### Task description:
The records below need to be printed in full. Keep each one exact.

- - - - -

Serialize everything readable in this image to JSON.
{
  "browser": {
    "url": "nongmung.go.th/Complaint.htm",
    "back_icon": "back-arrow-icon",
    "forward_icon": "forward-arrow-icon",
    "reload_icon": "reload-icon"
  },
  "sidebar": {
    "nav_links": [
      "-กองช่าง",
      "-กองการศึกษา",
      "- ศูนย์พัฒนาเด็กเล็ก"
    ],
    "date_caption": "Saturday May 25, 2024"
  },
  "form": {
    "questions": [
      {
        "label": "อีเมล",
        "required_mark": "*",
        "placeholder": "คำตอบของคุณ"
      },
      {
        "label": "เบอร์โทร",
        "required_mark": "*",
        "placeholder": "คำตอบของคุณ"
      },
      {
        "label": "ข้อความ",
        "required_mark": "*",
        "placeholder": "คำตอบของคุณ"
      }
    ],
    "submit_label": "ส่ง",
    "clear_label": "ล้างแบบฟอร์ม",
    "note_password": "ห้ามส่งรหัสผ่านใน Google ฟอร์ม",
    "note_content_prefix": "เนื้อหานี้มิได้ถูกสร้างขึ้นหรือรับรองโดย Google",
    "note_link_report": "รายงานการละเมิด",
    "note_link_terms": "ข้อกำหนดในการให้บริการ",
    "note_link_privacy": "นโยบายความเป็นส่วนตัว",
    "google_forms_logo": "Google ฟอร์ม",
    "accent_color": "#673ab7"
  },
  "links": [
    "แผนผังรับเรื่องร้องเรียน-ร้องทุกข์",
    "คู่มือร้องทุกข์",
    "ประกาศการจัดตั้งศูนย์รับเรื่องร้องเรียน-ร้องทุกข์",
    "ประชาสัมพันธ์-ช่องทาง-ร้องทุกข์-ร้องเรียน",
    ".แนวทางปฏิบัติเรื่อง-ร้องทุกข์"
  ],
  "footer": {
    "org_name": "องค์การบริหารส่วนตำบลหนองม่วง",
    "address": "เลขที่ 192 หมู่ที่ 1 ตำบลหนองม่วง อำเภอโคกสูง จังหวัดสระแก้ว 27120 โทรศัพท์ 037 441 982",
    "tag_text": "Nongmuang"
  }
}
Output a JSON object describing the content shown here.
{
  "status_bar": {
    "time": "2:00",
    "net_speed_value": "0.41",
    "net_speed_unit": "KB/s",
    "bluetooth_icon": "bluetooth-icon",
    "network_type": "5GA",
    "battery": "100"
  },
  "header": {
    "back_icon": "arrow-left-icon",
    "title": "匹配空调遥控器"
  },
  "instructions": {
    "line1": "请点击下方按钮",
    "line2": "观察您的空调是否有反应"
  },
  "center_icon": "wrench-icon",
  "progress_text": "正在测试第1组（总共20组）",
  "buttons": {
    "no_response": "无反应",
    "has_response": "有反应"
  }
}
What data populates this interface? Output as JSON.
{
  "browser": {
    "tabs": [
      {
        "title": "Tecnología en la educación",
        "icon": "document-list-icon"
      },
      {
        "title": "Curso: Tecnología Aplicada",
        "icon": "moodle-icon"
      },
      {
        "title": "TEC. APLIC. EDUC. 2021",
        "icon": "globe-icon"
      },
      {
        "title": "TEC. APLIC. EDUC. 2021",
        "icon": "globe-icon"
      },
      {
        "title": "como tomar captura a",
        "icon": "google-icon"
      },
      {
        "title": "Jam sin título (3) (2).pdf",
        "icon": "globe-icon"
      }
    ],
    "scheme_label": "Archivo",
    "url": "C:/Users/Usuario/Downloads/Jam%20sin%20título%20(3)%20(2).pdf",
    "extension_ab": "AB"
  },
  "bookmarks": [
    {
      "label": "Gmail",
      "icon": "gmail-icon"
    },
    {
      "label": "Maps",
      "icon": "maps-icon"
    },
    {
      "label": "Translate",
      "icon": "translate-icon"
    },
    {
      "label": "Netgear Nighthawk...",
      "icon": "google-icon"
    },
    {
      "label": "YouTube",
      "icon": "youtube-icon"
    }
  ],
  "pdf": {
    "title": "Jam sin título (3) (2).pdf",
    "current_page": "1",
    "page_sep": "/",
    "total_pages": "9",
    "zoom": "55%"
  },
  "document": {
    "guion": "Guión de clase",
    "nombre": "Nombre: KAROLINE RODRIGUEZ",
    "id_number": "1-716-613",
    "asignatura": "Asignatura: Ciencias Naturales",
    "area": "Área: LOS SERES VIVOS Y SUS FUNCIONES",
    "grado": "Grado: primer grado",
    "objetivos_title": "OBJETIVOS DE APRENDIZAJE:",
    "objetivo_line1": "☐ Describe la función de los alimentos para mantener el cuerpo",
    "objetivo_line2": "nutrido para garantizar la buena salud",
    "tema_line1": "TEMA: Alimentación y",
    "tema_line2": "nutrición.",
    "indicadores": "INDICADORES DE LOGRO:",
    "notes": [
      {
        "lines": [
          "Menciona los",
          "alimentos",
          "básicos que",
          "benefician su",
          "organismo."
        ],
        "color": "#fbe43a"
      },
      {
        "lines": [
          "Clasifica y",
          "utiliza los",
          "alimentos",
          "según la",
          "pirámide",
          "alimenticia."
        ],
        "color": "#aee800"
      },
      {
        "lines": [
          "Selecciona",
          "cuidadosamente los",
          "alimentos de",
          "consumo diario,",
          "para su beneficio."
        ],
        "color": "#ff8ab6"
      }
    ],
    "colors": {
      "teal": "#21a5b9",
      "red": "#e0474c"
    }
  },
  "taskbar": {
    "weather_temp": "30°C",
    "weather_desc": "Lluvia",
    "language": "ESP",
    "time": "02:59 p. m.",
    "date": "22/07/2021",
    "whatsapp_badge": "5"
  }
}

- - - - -

### Result of the task:
Serialize everything readable in this image to JSON.
{
  "browser": {
    "url": "nongmung.go.th/Complaint.htm",
    "back_icon": "back-arrow-icon",
    "forward_icon": "forward-arrow-icon",
    "reload_icon": "reload-icon"
  },
  "sidebar": {
    "nav_links": [
      "-กองช่าง",
      "-กองการศึกษา",
      "- ศูนย์พัฒนาเด็กเล็ก"
    ],
    "date_caption": "Saturday May 25, 2024"
  },
  "form": {
    "questions": [
      {
        "label": "อีเมล",
        "required_mark": "*",
        "placeholder": "คำตอบของคุณ"
      },
      {
        "label": "เบอร์โทร",
        "required_mark": "*",
        "placeholder": "คำตอบของคุณ"
      },
      {
        "label": "ข้อความ",
        "required_mark": "*",
        "placeholder": "คำตอบของคุณ"
      }
    ],
    "submit_label": "ส่ง",
    "clear_label": "ล้างแบบฟอร์ม",
    "note_password": "ห้ามส่งรหัสผ่านใน Google ฟอร์ม",
    "note_content_prefix": "เนื้อหานี้มิได้ถูกสร้างขึ้นหรือรับรองโดย Google",
    "note_link_report": "รายงานการละเมิด",
    "note_link_terms": "ข้อกำหนดในการให้บริการ",
    "note_link_privacy": "นโยบายความเป็นส่วนตัว",
    "google_forms_logo": "Google ฟอร์ม",
    "accent_color": "#673ab7"
  },
  "links": [
    "แผนผังรับเรื่องร้องเรียน-ร้องทุกข์",
    "คู่มือร้องทุกข์",
    "ประกาศการจัดตั้งศูนย์รับเรื่องร้องเรียน-ร้องทุกข์",
    "ประชาสัมพันธ์-ช่องทาง-ร้องทุกข์-ร้องเรียน",
    ".แนวทางปฏิบัติเรื่อง-ร้องทุกข์"
  ],
  "footer": {
    "org_name": "องค์การบริหารส่วนตำบลหนองม่วง",
    "address": "เลขที่ 192 หมู่ที่ 1 ตำบลหนองม่วง อำเภอโคกสูง จังหวัดสระแก้ว 27120 โทรศัพท์ 037 441 982",
    "tag_text": "Nongmuang"
  }
}
Output a JSON object describing the content shown here.
{
  "status_bar": {
    "time": "2:00",
    "net_speed_value": "0.41",
    "net_speed_unit": "KB/s",
    "bluetooth_icon": "bluetooth-icon",
    "network_type": "5GA",
    "battery": "100"
  },
  "header": {
    "back_icon": "arrow-left-icon",
    "title": "匹配空调遥控器"
  },
  "instructions": {
    "line1": "请点击下方按钮",
    "line2": "观察您的空调是否有反应"
  },
  "center_icon": "wrench-icon",
  "progress_text": "正在测试第1组（总共20组）",
  "buttons": {
    "no_response": "无反应",
    "has_response": "有反应"
  }
}
What data populates this interface? Output as JSON.
{
  "browser": {
    "tabs": [
      {
        "title": "Tecnología en la educación",
        "icon": "document-list-icon"
      },
      {
        "title": "Curso: Tecnología Aplicada",
        "icon": "moodle-icon"
      },
      {
        "title": "TEC. APLIC. EDUC. 2021",
        "icon": "globe-icon"
      },
      {
        "title": "TEC. APLIC. EDUC. 2021",
        "icon": "globe-icon"
      },
      {
        "title": "como tomar captura a",
        "icon": "google-icon"
      },
      {
        "title": "Jam sin título (3) (2).pdf",
        "icon": "globe-icon"
      }
    ],
    "scheme_label": "Archivo",
    "url": "C:/Users/Usuario/Downloads/Jam%20sin%20título%20(3)%20(2).pdf",
    "extension_ab": "AB"
  },
  "bookmarks": [
    {
      "label": "Gmail",
      "icon": "gmail-icon"
    },
    {
      "label": "Maps",
      "icon": "maps-icon"
    },
    {
      "label": "Translate",
      "icon": "translate-icon"
    },
    {
      "label": "Netgear Nighthawk...",
      "icon": "google-icon"
    },
    {
      "label": "YouTube",
      "icon": "youtube-icon"
    }
  ],
  "pdf": {
    "title": "Jam sin título (3) (2).pdf",
    "current_page": "1",
    "page_sep": "/",
    "total_pages": "9",
    "zoom": "55%"
  },
  "document": {
    "guion": "Guión de clase",
    "nombre": "Nombre: KAROLINE RODRIGUEZ",
    "id_number": "1-716-613",
    "asignatura": "Asignatura: Ciencias Naturales",
    "area": "Área: LOS SERES VIVOS Y SUS FUNCIONES",
    "grado": "Grado: primer grado",
    "objetivos_title": "OBJETIVOS DE APRENDIZAJE:",
    "objetivo_line1": "☐ Describe la función de los alimentos para mantener el cuerpo",
    "objetivo_line2": "nutrido para garantizar la buena salud",
    "tema_line1": "TEMA: Alimentación y",
    "tema_line2": "nutrición.",
    "indicadores": "INDICADORES DE LOGRO:",
    "notes": [
      {
        "lines": [
          "Menciona los",
          "alimentos",
          "básicos que",
          "benefician su",
          "organismo."
        ],
        "color": "#fbe43a"
      },
      {
        "lines": [
          "Clasifica y",
          "utiliza los",
          "alimentos",
          "según la",
          "pirámide",
          "alimenticia."
        ],
        "color": "#aee800"
      },
      {
        "lines": [
          "Selecciona",
          "cuidadosamente los",
          "alimentos de",
          "consumo diario,",
          "para su beneficio."
        ],
        "color": "#ff8ab6"
      }
    ],
    "colors": {
      "teal": "#21a5b9",
      "red": "#e0474c"
    }
  },
  "taskbar": {
    "weather_temp": "30°C",
    "weather_desc": "Lluvia",
    "language": "ESP",
    "time": "02:59 p. m.",
    "date": "22/07/2021",
    "whatsapp_badge": "5"
  }
}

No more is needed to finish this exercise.